=== Given data ===
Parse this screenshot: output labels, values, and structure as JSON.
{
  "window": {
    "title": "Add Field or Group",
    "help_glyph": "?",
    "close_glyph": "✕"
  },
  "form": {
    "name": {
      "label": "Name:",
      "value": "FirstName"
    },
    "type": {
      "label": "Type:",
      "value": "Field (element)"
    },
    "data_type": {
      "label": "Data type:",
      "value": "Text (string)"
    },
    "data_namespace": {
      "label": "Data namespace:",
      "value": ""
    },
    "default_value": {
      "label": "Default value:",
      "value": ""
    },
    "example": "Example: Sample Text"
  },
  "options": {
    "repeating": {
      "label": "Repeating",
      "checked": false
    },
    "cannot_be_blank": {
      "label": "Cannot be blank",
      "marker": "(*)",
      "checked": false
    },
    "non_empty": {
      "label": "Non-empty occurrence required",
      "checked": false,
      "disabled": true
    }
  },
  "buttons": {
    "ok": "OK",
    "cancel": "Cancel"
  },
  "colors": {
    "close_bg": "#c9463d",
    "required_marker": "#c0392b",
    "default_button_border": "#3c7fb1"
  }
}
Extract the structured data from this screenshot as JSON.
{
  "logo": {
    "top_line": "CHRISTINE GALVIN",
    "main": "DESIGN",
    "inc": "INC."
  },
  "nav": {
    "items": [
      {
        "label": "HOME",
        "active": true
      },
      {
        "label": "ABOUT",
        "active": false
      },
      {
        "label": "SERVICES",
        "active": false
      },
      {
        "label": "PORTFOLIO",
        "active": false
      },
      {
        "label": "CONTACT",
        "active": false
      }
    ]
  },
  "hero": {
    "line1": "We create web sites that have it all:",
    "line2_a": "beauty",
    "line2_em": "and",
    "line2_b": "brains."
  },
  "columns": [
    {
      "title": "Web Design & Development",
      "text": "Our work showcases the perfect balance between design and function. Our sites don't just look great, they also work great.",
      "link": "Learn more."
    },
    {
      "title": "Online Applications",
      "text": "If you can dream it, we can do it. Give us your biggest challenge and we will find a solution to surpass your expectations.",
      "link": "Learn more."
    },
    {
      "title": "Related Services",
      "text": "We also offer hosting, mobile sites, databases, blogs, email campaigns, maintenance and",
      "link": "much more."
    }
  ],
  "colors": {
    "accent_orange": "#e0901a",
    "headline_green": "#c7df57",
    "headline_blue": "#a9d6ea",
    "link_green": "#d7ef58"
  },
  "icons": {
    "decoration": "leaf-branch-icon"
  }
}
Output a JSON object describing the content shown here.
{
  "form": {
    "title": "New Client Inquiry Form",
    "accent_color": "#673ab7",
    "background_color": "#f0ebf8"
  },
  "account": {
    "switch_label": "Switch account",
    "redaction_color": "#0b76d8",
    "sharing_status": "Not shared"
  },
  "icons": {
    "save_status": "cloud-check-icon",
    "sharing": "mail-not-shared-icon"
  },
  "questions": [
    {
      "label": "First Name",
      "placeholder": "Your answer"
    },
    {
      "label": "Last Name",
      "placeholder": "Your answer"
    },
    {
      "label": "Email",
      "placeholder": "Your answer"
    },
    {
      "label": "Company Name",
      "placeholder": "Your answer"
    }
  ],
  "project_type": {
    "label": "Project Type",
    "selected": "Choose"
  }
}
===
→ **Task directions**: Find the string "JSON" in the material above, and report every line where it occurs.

→ **Exercise output**:
Parse this screenshot: output labels, values, and structure as JSON.
Extract the structured data from this screenshot as JSON.
Output a JSON object describing the content shown here.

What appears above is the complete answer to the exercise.